Jesus heard that they had cast him out
this being perhaps the first instance, of putting in execution the act they had made, ( John 9:22 ) , and was a stretching of that act; which only threatened with an ejection, in case any should confess Jesus to be the Messiah; which this man had not done as yet, only had said he was a prophet, and that he was of God; it made a very great noise in the city, and the report of it was soon spread over it; and it became the talk of everyone, and so Jesus, as man, came to hear of it; though he, as God, knew it the very instant it was done, and needed not any to make report of it to him:
and when he had found him:

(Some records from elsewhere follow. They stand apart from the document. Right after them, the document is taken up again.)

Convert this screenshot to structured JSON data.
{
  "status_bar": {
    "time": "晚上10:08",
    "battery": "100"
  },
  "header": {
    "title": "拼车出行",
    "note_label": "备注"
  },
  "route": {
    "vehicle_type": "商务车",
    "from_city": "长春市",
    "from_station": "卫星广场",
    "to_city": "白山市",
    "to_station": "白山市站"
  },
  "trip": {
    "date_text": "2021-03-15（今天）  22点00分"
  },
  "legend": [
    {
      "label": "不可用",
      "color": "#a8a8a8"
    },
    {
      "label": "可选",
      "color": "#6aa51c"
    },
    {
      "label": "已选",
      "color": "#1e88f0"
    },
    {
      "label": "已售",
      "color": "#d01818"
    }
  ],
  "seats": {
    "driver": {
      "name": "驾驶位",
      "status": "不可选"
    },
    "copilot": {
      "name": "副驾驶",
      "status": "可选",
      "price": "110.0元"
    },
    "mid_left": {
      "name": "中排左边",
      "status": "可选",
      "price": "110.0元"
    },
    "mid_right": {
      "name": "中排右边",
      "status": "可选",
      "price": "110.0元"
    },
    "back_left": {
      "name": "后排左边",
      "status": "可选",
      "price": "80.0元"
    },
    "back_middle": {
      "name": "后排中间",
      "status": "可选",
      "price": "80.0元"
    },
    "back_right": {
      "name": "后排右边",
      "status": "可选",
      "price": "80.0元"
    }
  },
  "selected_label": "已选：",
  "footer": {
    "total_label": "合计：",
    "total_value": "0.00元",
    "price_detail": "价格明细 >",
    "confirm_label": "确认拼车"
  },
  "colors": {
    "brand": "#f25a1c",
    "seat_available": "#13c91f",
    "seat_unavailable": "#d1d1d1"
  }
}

not by chance, meeting him at an unawares, but seeking him; and knowing where he was, went to the very place, and found him in this piteous condition, abandoned by all mankind: this is an emblem of Christ's seeking after his chosen ones, both in redemption, and in the effectual calling, who are like sheep going astray, and never come to, and lay hold on Christ, till he comes first, seeks after, and apprehends them: he sends his ministers and his Gospel after them, where they are, and his Spirit into their hearts; yea, he comes himself, and enters there, and dwells in them by faith: he knows where they are, as he did Matthew the publican, Zacchaeus, and the woman of Samaria; and even though they are at the ends of the earth; and he goes and looks them up, and finds them; and he finds them in a deplorable condition, in a desert, in a waste howling wilderness, hopeless and helpless, poor and miserable, and blind and naked; in a pit wherein is no water; in the mire and clay of sin; in the paw of Satan, and under the power of darkness.
He said unto him, dost thou believe on the Son of God?
the Persic version adds, "who hath healed thee": this supposes that there was a Son of God, or a divine person known by the Jews under this character, and that the expected Messiah would appear as such; and that, as such, he is the object of faith, and therefore, as such, must be God, since a creature, though ever so much dignified, or with whatsoever office invested, is not the object of faith, trust, and confidence, with respect to everlasting life and happiness: and it may be observed, that whenever Christ finds any of his people, he brings them to believe in him as the Son of God for righteousness and life: he himself is the author of faith in them, as well as the object of it; and no doubt power went along with these words, creating faith in this man: this was a most proper and pertinent question put to him in his present case, and suggests, that if he believed in the Son of God, it was no matter in what situation he was among men: since he would then appear to be a Son of God himself by adopting grace, and so an heir of God, and a joint heir with Christ; would receive the remission of his sins, openly justified in the court of conscience, as well of God, and be everlastingly saved: and this question is put by Christ, not as though he was ignorant, whether he believed in him or not; for he knew from the beginning, who would, and who would not believe in him: he that knew whether Peter loved him or not, knew whether this man believed in him or not; but this he said to draw forth the principle of faith, which was wrought in him, into act and exercise, and to direct it to its proper object. And this effect it had, as appears by what follows.